Read the data below line by line and copy each one with "Liste" in it.
# # # #
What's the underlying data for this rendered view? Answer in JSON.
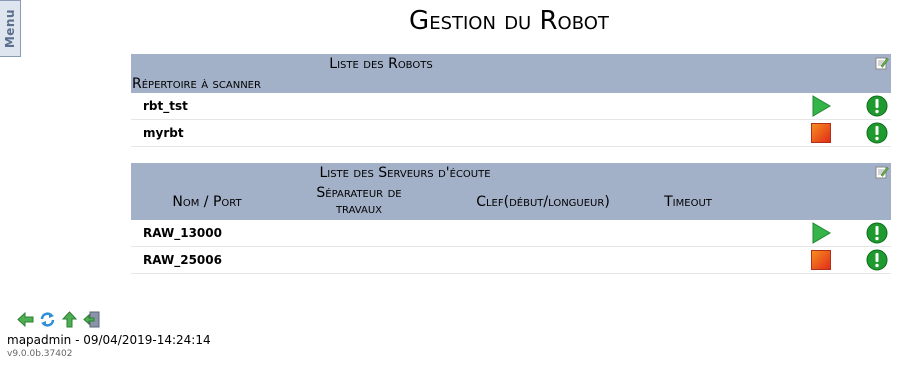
{
  "menu": {
    "label": "Menu"
  },
  "page": {
    "title": "Gestion du Robot"
  },
  "robots_panel": {
    "title": "Liste des Robots",
    "subtitle": "Répertoire à scanner",
    "rows": [
      {
        "name": "rbt_tst",
        "status": "stopped",
        "action_icon": "play-icon"
      },
      {
        "name": "myrbt",
        "status": "running",
        "action_icon": "stop-icon"
      }
    ]
  },
  "servers_panel": {
    "title": "Liste des Serveurs d'écoute",
    "columns": {
      "name_port": "Nom / Port",
      "separator": "Séparateur de travaux",
      "key": "Clef(début/longueur)",
      "timeout": "Timeout"
    },
    "rows": [
      {
        "name": "RAW_13000",
        "status": "stopped",
        "action_icon": "play-icon"
      },
      {
        "name": "RAW_25006",
        "status": "running",
        "action_icon": "stop-icon"
      }
    ]
  },
  "footer": {
    "user_line": "mapadmin - 09/04/2019-14:24:14",
    "version": "v9.0.0b.37402",
    "icons": [
      "back-icon",
      "refresh-icon",
      "up-icon",
      "logout-icon"
    ]
  },
  "colors": {
    "panel_header": "#a2b0c8",
    "play_green": "#35b44a",
    "stop_red": "#e8431c",
    "info_green": "#1e9a2e"
  }
}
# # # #
▸ **Problem solution**:
    "title": "Liste des Robots",
    "title": "Liste des Serveurs d'écoute",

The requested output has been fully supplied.